*YOUR TASK*
The word "size" marks the lines to copy; find all of them in the entries below.

[INPUT MATERIAL Boundary: Start]

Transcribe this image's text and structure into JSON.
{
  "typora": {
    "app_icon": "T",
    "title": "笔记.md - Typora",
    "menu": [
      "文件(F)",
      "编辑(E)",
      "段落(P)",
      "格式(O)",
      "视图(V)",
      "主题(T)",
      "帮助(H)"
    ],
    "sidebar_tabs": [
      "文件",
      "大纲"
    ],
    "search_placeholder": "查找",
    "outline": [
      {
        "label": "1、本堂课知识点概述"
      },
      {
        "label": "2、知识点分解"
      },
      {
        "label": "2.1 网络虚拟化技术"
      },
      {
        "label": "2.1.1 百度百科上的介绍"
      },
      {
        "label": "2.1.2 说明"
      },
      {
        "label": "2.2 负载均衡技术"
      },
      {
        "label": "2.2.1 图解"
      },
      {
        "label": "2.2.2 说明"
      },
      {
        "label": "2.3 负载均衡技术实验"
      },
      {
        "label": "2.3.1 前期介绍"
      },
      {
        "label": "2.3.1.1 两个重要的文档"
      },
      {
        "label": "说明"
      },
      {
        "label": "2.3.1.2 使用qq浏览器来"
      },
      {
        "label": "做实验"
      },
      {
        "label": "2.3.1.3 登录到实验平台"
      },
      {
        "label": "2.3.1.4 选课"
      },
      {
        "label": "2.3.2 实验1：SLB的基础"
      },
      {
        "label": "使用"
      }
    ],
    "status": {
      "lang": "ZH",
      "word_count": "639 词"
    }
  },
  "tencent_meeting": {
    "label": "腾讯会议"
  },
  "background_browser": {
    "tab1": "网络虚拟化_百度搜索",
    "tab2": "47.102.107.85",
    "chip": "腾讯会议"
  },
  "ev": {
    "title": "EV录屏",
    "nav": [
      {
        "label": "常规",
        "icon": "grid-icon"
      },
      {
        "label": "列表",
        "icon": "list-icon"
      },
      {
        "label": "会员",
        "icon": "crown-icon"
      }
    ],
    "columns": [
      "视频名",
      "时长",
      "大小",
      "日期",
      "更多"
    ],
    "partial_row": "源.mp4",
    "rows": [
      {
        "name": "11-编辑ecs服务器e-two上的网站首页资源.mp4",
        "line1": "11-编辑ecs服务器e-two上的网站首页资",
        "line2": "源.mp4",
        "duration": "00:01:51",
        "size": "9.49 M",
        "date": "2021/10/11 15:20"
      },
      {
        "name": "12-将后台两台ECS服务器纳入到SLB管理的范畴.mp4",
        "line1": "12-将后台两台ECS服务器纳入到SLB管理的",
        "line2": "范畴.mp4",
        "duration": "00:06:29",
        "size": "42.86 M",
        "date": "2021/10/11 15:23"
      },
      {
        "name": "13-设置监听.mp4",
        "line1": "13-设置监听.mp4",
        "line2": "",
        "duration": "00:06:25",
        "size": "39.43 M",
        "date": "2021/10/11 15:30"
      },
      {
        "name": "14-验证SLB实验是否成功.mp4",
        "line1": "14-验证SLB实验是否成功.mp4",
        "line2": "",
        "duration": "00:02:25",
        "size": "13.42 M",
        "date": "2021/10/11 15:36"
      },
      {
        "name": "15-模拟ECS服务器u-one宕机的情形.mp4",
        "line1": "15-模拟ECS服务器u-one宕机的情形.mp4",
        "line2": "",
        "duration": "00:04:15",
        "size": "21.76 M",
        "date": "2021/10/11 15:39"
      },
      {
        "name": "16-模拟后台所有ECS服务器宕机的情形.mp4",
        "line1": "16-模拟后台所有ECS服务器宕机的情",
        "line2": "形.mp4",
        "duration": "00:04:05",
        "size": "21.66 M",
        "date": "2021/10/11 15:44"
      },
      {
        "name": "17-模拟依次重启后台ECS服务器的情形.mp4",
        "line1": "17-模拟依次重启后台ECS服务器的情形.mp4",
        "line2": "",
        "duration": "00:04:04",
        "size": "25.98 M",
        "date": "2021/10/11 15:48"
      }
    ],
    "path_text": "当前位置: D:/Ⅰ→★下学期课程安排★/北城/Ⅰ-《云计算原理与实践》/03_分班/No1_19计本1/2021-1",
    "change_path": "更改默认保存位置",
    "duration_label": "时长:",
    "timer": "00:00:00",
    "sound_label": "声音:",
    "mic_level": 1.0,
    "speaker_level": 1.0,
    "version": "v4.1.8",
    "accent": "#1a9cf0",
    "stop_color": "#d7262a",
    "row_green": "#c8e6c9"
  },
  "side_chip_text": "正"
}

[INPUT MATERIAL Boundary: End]

*TASK ANSWER*
        "size": "9.49 M",
        "size": "42.86 M",
        "size": "39.43 M",
        "size": "13.42 M",
        "size": "21.76 M",
        "size": "21.66 M",
        "size": "25.98 M",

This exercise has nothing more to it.